Tony comes from a background in retailing and early on loved the excitement of selecting and selling great design. After becoming manger of the Conran Shop in London he then found himself wanting to learn more about design and making, and went off to study at Parnham College in Dorset. He then set up the Cato Workshop, creating individual pieces for private and corporate clients, as well as handmade series pieces, like the 'Cato Rocker'.
Raising more than eyebrows
Promoting the venture is no mean task as the list of makers is likely to increase but there is strength in numbers and Makers' Eye have enlisted the help of a PR team in Bristol to assist with strategic advertising to drive traffic to the site. After all, they have some great work from the country's leading exponents of fine furniture making to talk about and not least, bucket loads of ideas and enthusiasm. As any sales manual will tell you, there's no point having the best product in the world if nobody's going to hear about it, and as Ross says, â”The main purpose of Makers' Eye is to raise customer awareness.”
A typical client
When asked who's going to use Makers' Eye, Ross was emphatic with his reply: “Anyone who wants to buy the best furniture available” and from what we've seen he's got the pitch just about right.
Although many pieces on Makers' Eye could certainly be called 'art' it's equally important that people enjoy their functionality as well as their beauty. An exhibition space large enough to display the work listed on the site would be vast and perhaps untenable in any location other than that of say, Central London and this raises questions about representation and equal access to the market. The name 'London Eye' has already been used so that wouldn't work anyway.
A virtual showroom of this magnitude is unprecedented and long overdue. There are other annual collections and shows all over the UK throughout the year but Makers' Eye enables you to search and purchase from an enormous range of amazing furniture from the comfort of your own home. The site also gives details on how to commission a unique piece and gives prospective customers plenty of advice.
All genres of the craft are covered without any bias towards technique, aesthetic or maker. Having said that, the collection needs to play to their strengths by highlighting the work of those who are producing very special pieces or creating exceptionally interesting work. If there's a common theme it is without doubt the quality of the furniture on the site, whatever the design. And with nearly 50 makers, there are designs to suit all tastes. The work is largely represented by those focusing on form, function and proportion. There are those that do set out to make functional pieces but with artistic or sculptural influences.
To the future
Tony and Ross have funded Makers' Eye through their own resources as well as with members' subscriptions so their commitment to the venture is nothing less than total.
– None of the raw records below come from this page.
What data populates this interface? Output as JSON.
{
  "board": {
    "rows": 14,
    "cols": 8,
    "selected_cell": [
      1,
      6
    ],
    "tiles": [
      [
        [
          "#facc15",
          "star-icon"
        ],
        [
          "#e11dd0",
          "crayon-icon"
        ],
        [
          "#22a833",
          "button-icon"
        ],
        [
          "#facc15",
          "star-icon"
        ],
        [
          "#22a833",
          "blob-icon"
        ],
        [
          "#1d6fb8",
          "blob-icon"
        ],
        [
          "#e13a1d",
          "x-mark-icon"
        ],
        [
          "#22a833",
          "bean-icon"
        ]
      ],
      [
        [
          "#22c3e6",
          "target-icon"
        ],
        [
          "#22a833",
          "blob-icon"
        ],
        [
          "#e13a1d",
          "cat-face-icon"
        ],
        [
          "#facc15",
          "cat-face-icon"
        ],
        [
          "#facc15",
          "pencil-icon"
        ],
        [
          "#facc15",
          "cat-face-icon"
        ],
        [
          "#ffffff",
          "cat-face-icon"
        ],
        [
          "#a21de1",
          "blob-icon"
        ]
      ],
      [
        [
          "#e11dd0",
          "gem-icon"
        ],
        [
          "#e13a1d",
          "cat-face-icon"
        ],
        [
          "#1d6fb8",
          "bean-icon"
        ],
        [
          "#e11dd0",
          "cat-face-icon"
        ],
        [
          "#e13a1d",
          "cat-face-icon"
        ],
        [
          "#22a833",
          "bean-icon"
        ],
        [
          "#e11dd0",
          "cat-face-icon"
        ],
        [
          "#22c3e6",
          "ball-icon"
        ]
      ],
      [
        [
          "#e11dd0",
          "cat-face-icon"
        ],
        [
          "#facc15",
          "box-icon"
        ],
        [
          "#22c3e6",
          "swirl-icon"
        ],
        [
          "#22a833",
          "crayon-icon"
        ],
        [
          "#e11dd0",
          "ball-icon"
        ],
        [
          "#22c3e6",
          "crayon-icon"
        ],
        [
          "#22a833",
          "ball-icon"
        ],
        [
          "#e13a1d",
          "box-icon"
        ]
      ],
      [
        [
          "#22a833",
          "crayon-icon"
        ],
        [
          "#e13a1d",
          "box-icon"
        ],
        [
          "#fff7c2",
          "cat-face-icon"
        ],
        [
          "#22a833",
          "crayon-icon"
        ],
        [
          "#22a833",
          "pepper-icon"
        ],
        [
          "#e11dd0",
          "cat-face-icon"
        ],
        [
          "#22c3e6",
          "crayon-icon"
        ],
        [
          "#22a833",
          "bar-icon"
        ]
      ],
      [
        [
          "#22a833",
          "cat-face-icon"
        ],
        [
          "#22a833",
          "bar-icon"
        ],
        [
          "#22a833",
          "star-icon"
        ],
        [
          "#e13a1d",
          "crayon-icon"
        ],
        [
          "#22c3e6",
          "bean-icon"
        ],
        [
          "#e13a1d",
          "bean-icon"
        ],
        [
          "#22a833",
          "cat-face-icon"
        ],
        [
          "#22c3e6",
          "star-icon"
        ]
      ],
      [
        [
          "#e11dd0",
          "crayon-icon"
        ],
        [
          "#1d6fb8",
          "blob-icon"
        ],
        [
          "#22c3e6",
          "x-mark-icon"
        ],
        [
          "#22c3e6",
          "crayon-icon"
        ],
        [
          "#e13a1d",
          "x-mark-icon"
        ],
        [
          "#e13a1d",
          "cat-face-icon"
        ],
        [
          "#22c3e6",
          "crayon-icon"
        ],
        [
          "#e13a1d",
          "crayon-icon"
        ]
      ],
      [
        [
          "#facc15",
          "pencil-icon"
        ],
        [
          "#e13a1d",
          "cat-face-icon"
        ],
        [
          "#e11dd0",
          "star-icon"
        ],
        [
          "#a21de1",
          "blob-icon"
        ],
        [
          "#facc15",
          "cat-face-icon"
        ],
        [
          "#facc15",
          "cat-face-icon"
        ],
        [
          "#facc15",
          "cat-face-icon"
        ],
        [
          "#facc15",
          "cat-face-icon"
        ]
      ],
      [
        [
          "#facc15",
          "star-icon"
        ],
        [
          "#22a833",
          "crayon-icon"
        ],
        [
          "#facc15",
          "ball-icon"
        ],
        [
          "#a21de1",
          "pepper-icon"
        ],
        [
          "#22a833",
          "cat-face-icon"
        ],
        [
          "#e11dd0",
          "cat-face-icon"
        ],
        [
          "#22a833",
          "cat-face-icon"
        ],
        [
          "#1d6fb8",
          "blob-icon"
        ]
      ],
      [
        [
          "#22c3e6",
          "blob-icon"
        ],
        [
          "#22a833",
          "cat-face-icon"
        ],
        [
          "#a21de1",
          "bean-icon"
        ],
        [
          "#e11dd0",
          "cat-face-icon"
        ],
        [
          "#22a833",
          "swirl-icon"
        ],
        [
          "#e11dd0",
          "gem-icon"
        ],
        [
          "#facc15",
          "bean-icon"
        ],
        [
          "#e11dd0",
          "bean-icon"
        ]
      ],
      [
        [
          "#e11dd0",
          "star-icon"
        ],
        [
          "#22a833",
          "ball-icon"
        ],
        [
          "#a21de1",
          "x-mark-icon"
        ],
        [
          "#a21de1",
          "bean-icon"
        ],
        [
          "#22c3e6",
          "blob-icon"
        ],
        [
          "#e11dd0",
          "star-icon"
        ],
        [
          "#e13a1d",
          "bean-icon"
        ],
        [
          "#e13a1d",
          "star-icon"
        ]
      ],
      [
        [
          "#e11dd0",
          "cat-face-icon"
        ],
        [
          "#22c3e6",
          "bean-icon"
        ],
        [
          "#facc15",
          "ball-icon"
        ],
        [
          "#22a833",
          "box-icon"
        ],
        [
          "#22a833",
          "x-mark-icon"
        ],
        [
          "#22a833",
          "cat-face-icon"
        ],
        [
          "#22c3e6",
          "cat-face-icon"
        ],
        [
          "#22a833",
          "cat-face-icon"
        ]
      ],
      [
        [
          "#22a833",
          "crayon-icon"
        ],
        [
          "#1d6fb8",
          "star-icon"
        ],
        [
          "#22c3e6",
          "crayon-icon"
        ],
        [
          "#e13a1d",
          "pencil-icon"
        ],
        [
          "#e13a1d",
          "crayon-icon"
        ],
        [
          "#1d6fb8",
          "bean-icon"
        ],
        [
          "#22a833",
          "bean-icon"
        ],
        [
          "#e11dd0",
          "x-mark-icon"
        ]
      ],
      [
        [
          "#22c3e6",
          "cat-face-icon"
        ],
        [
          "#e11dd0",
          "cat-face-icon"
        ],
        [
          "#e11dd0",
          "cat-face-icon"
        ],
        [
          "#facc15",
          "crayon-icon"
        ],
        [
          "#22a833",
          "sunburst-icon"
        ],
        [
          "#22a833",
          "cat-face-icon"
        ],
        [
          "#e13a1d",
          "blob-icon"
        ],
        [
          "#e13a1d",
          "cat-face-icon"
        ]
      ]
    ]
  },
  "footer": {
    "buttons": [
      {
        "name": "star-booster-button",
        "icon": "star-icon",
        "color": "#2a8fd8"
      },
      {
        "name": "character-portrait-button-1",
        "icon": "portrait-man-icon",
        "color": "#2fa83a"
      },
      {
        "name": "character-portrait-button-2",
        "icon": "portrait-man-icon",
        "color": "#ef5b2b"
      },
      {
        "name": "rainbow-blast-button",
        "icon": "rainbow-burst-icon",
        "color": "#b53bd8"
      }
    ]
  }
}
The two met when Ross became Tony's first customer 30 years ago and over the years filled his home with examples of Tony's furniture. After opening Artifex a few years later, he went on to sell his work through the gallery and often talked about ways to promote the furniture that they were both so passionate about. Having been in
retailing all his life Ross is well acquainted with the limitations of location and opening hours. The exciting thing about Makers' Eye is that there are no boundaries as far as customers are concerned. They are online 24/7 and get site visitors from all over the world. The pair have lots of ideas for the future of Makers' Eye but for the moment they are just enjoying the ride. F&C are behind them all the way and will be covering their progress in the months ahead. Good luck, gentlemen.